|International Classification||D06P5/00, C09B35/362, C09D11/00, C09B45/00, C09B31/22, C09B47/04, C09D11/02, C09B33/10, C09B69/00, C09B69/10, C09B29/30, C09B43/16, C09B51/00, C09B67/10, C09B1/00, D06P1/39, C09B33/26|
|Cooperative Classification||C09D11/328, C09B69/10|
|European Classification||C09D11/328, C09B69/10|
|Apr 7, 1995||AS||Assignment|
Owner name: BAYER AKTIENGESELLSCHAFT, GERMANY
Free format text: ASSIGNMENT OF ASSIGNORS INTEREST;ASSIGNORS:MENNICKE, WINFRIED;HASSENRUCK, KARIN;REEL/FRAME:007463/0135
Effective date: 19950124
|Aug 20, 1996||CC||Certificate of correction|
|Nov 26, 1996||CC||Certificate of correction|
|Sep 8, 1999||FPAY||Fee payment|
Year of fee payment: 4
|Oct 22, 2003||REMI||Maintenance fee reminder mailed|
|Apr 2, 2004||LAPS||Lapse for failure to pay maintenance fees|

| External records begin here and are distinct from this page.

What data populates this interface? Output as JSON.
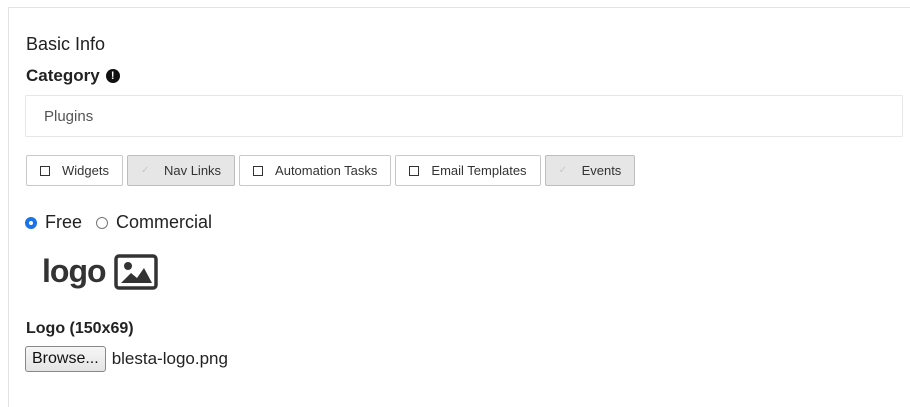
{
  "section": {
    "title": "Basic Info"
  },
  "category": {
    "label": "Category",
    "required_icon": "exclamation-circle-icon",
    "value": "Plugins"
  },
  "types": [
    {
      "label": "Widgets",
      "checked": false
    },
    {
      "label": "Nav Links",
      "checked": true
    },
    {
      "label": "Automation Tasks",
      "checked": false
    },
    {
      "label": "Email Templates",
      "checked": false
    },
    {
      "label": "Events",
      "checked": true
    }
  ],
  "license": {
    "options": [
      {
        "label": "Free",
        "selected": true
      },
      {
        "label": "Commercial",
        "selected": false
      }
    ]
  },
  "logo": {
    "text": "logo",
    "icon": "image-icon",
    "label": "Logo (150x69)",
    "browse_label": "Browse...",
    "file_name": "blesta-logo.png"
  },
  "colors": {
    "accent": "#1a73e8",
    "active_toggle_bg": "#e6e6e6"
  }
}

|Jun 1, 2004||FP||Expired due to failure to pay maintenance fee|
Effective date: 20040402